Dog Trainers and Farmers
When the pressures of dual careers in veterinary medicine accumulate, Danika and Mike Bannasch retreat to their 40-acre slice of heaven, 15 minutes west of campus. At 5 Dog Farm, they are restoring the land to native vegetation, training an unusual breed of dogs and raising their 11-year-old son, Cameron.
“We bought this place 12 years ago because it was an adventure,” said Mike.
Both Bannasches work in the School of Veterinary Medicine’s Center for Companion Animal Health. Mike is a coordinator in the Veterinary Center for Clinical Trials, helping develop studies to evaluate better ways to diagnose, prevent and treat companion-animal health problems.
He dreams of one day making 5 Dog a “beer farm,” growing hops, wheat, barley, oats and rye but for now is happy to have 2 acres almost ready for planting hops.
Danika trains the farm’s namesake — five Nova Scotia duck tolling retrievers. Two-year-old Ritz is a grand champion and junior hunter just starting her working career, and 6-year-old Pint is a champion and the youngest master hunter in the breed.
Pint is also a campus celebrity, having retrieved the plastic tee from the football field after every Aggie kickoff since 2012.

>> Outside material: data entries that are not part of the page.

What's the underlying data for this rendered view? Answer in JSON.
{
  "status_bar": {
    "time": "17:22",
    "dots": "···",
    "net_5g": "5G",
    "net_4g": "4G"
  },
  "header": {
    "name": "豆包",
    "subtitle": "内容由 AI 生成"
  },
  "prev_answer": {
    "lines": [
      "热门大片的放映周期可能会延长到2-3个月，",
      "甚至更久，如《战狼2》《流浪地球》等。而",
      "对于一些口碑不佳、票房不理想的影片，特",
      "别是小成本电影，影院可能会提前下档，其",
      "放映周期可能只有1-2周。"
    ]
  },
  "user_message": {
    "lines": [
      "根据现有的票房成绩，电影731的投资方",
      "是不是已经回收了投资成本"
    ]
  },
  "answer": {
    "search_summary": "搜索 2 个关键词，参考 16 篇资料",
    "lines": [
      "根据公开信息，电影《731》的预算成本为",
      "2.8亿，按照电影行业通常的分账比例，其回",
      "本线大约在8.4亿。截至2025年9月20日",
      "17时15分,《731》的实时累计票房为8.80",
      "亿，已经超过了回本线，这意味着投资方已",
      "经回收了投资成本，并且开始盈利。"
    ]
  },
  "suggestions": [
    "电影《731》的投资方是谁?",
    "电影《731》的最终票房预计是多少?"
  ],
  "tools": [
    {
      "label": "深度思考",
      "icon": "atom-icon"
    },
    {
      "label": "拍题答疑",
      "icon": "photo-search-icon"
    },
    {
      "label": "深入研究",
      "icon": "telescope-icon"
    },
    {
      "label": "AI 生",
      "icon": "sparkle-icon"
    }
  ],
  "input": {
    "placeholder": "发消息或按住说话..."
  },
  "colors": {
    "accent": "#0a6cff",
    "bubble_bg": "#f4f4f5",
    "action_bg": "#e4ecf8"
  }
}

Danika, a veterinary professor and geneticist, studies the genetic basis of various animal diseases and conditions. She and colleagues identified a gene mutation that causes a form of cleft palate in her beloved “tollers.” The discovery may help locate other genes relevant to the cause of cleft palate in humans.